Recently, I taught a series of health classes to a number of 5th and 6th graders in a public school setting. The subjects I taught were the social, emotional, and physical changes associated with puberty, healthy relationships, the anatomy of reproductive organs, conception, intimacy and social media. The script that happened was to be expected. Upon my arrival and my dreaded introduction: “Hi! I’m Ms. Haug and I am a Sexual Health Educator and I will be teaching you for two days about our bodies and relationships.” One could cue the groans, gasps, the comment, “I think I’m going to faint,” and then the ever famous sinking head into the collar of the shirt to search for a tunnel that transports you to any other place then the current health class.
I knew the children were going to feel uncomfortable, mostly because I remember how I felt in health class. My health class consisted of separating the boys and girls into different rooms and we watched a short video on periods and breast development and that was it. The video turned off and there were no questions or discussion. This is my memory of it. There’s a good chance I blocked most of that experience out of memory. These kids would be getting much more information. For starters, they would be sitting together with all their classmates in one room. I also planned a number of interacting activities and a question and answer section. I wasn’t going to send these students into the world of puberty wide eyed and confused as I had been.
In part of my curriculum I make a distinction between our private parts not being secret parts. I asked the students to list all the parts of the body we consider private. What happened during this stage of the presentation was wide spread giggling and saying, “NO! We can’t do that!” Then one brave soul shouted them out. I asked them why they couldn’t say them. So, I pointed to different parts of my body and asked them to name them: “Nose,” “Elbow,” “Knee,” “Ear.” So, I said, “You named those body parts just fine. Penis, testicles, breasts, vagina, vulva…these are also a part of your body. We shouldn’t be afraid of naming them.” There it is. When I went to health class it was in the late 80’s and early 90’s. It is now 2018 and we are still afraid to talk about our bodies. I believe our goal for this country is to get to a point where we don’t dread health class but find it to be a natural occurrence.
When I talk about how private parts shouldn’t be secret parts, I mean that we shouldn’t quiet our voice when we speak about them. I also mean that if anything feels weird about them, like they itch, feel unusual, or have a different odor then we are used to, we should be able to talk to our doctor or parent about that. It also means that if anyone tells you to keep your private parts a secret for them to touch, then that is not okay. We have created an environment of secrecy around our private parts, our bodies, and our desires or lack of desires that when we enter a room where that topic will be discussed we walk in covered in full armor. Our shoulders are touching our ears, our arms are crossed, and our stomach is wound into multiple knots. On the flipside, as we have created an air of secrecy we simultaneously have also exploited our private parts in such immense ways that it is hard to process where the line of standards lie.
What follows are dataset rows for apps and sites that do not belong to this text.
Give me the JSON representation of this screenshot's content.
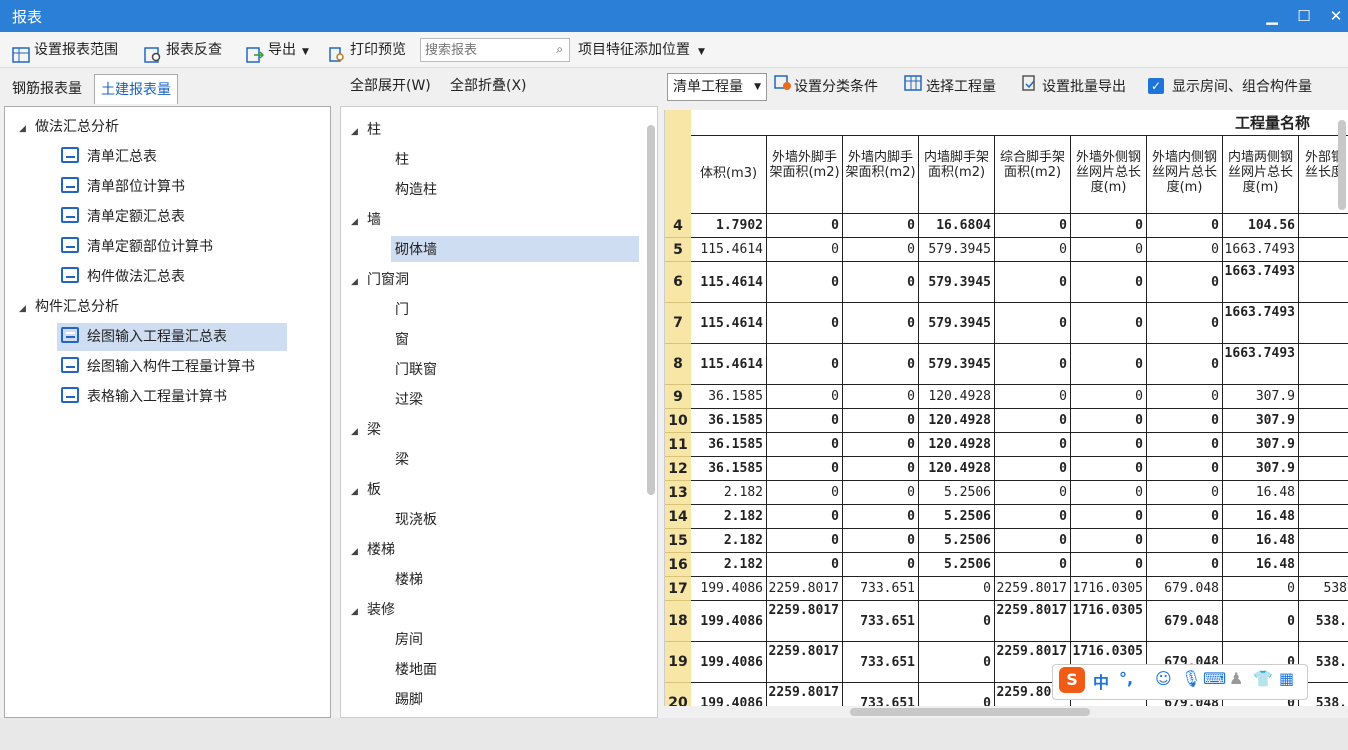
{
  "window": {
    "title": "报表"
  },
  "toolbar": {
    "set_range": "设置报表范围",
    "reverse_check": "报表反查",
    "export": "导出",
    "print_preview": "打印预览",
    "search_placeholder": "搜索报表",
    "feature_position": "项目特征添加位置"
  },
  "left_tabs": {
    "rebar": "钢筋报表量",
    "civil": "土建报表量"
  },
  "left_tree": {
    "group1": "做法汇总分析",
    "group1_items": [
      "清单汇总表",
      "清单部位计算书",
      "清单定额汇总表",
      "清单定额部位计算书",
      "构件做法汇总表"
    ],
    "group2": "构件汇总分析",
    "group2_items": [
      "绘图输入工程量汇总表",
      "绘图输入构件工程量计算书",
      "表格输入工程量计算书"
    ]
  },
  "mid_toolbar": {
    "expand_all": "全部展开(W)",
    "collapse_all": "全部折叠(X)"
  },
  "mid_tree": [
    {
      "label": "柱",
      "children": [
        "柱",
        "构造柱"
      ]
    },
    {
      "label": "墙",
      "children": [
        "砌体墙"
      ]
    },
    {
      "label": "门窗洞",
      "children": [
        "门",
        "窗",
        "门联窗",
        "过梁"
      ]
    },
    {
      "label": "梁",
      "children": [
        "梁"
      ]
    },
    {
      "label": "板",
      "children": [
        "现浇板"
      ]
    },
    {
      "label": "楼梯",
      "children": [
        "楼梯"
      ]
    },
    {
      "label": "装修",
      "children": [
        "房间",
        "楼地面",
        "踢脚"
      ]
    }
  ],
  "right_toolbar": {
    "combo_value": "清单工程量",
    "set_category": "设置分类条件",
    "select_quantity": "选择工程量",
    "batch_export": "设置批量导出",
    "show_room": "显示房间、组合构件量"
  },
  "grid": {
    "group_header": "工程量名称",
    "columns": [
      "体积(m3)",
      "外墙外脚手架面积(m2)",
      "外墙内脚手架面积(m2)",
      "内墙脚手架面积(m2)",
      "综合脚手架面积(m2)",
      "外墙外侧钢丝网片总长度(m)",
      "外墙内侧钢丝网片总长度(m)",
      "内墙两侧钢丝网片总长度(m)",
      "外部钢丝长度"
    ],
    "rows": [
      {
        "n": "4",
        "bold": true,
        "v": [
          "1.7902",
          "0",
          "0",
          "16.6804",
          "0",
          "0",
          "0",
          "104.56",
          ""
        ]
      },
      {
        "n": "5",
        "bold": false,
        "v": [
          "115.4614",
          "0",
          "0",
          "579.3945",
          "0",
          "0",
          "0",
          "1663.7493",
          ""
        ]
      },
      {
        "n": "6",
        "bold": true,
        "v": [
          "115.4614",
          "0",
          "0",
          "579.3945",
          "0",
          "0",
          "0",
          "1663.7493",
          ""
        ]
      },
      {
        "n": "7",
        "bold": true,
        "v": [
          "115.4614",
          "0",
          "0",
          "579.3945",
          "0",
          "0",
          "0",
          "1663.7493",
          ""
        ]
      },
      {
        "n": "8",
        "bold": true,
        "v": [
          "115.4614",
          "0",
          "0",
          "579.3945",
          "0",
          "0",
          "0",
          "1663.7493",
          ""
        ]
      },
      {
        "n": "9",
        "bold": false,
        "v": [
          "36.1585",
          "0",
          "0",
          "120.4928",
          "0",
          "0",
          "0",
          "307.9",
          ""
        ]
      },
      {
        "n": "10",
        "bold": true,
        "v": [
          "36.1585",
          "0",
          "0",
          "120.4928",
          "0",
          "0",
          "0",
          "307.9",
          ""
        ]
      },
      {
        "n": "11",
        "bold": true,
        "v": [
          "36.1585",
          "0",
          "0",
          "120.4928",
          "0",
          "0",
          "0",
          "307.9",
          ""
        ]
      },
      {
        "n": "12",
        "bold": true,
        "v": [
          "36.1585",
          "0",
          "0",
          "120.4928",
          "0",
          "0",
          "0",
          "307.9",
          ""
        ]
      },
      {
        "n": "13",
        "bold": false,
        "v": [
          "2.182",
          "0",
          "0",
          "5.2506",
          "0",
          "0",
          "0",
          "16.48",
          ""
        ]
      },
      {
        "n": "14",
        "bold": true,
        "v": [
          "2.182",
          "0",
          "0",
          "5.2506",
          "0",
          "0",
          "0",
          "16.48",
          ""
        ]
      },
      {
        "n": "15",
        "bold": true,
        "v": [
          "2.182",
          "0",
          "0",
          "5.2506",
          "0",
          "0",
          "0",
          "16.48",
          ""
        ]
      },
      {
        "n": "16",
        "bold": true,
        "v": [
          "2.182",
          "0",
          "0",
          "5.2506",
          "0",
          "0",
          "0",
          "16.48",
          ""
        ]
      },
      {
        "n": "17",
        "bold": false,
        "v": [
          "199.4086",
          "2259.8017",
          "733.651",
          "0",
          "2259.8017",
          "1716.0305",
          "679.048",
          "0",
          "538"
        ]
      },
      {
        "n": "18",
        "bold": true,
        "v": [
          "199.4086",
          "2259.8017",
          "733.651",
          "0",
          "2259.8017",
          "1716.0305",
          "679.048",
          "0",
          "538."
        ]
      },
      {
        "n": "19",
        "bold": true,
        "v": [
          "199.4086",
          "2259.8017",
          "733.651",
          "0",
          "2259.8017",
          "1716.0305",
          "679.048",
          "0",
          "538."
        ]
      },
      {
        "n": "20",
        "bold": true,
        "v": [
          "199.4086",
          "2259.8017",
          "733.651",
          "0",
          "2259.8017",
          "1716.0305",
          "679.048",
          "0",
          "538."
        ]
      }
    ]
  },
  "ime": {
    "lang": "中",
    "punct": "°,"
  }
}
I will admit that I have a hard time understanding how we can objectify the body and overly sexualize it for all eyes to see, but yet can’t say the words: penis, vagina, vulva, anus, testicles, or breasts without feeling weird or slightly offended. Do you see how that doesn’t compute? When we make things secretive like our genitals by starting off giving them names such as woo woo, diamond, wee wee, or down there, then we are making them weird. We are saying that one of the most sensitive, important, necessary, and pleasurable parts of our body is strange and peculiar. This is the beginning of shame. The message is that this is part of my body I should not know, understand, or be able to discuss with others. This could be a correlation why we also have a hard time understanding consent. When we can’t even say the proper names for our body parts, then how do we find the language to protect or guard them? We all have bodies and they are our vehicles of understanding this world and each other. In order to better understand the world and each other then we need to talk about them. It is not shameful, it is natural.
When I teach any class, regardless of age, everyone enters scared. Actually adults look like they are entering their health class all over again. When the class or session is over, shoulders come down, arms are no longer crossed, and I always have a line of people waiting to talk more with me. We need it. We need to know, understand, and talk about our bodies. It’s okay. It really is. So say out loud today the words: penis, testicles, breasts, anus, vagina, vulva, and let’s not forget her, clitoris. Their our bodies, don’t be ashamed of them or keep them a secret.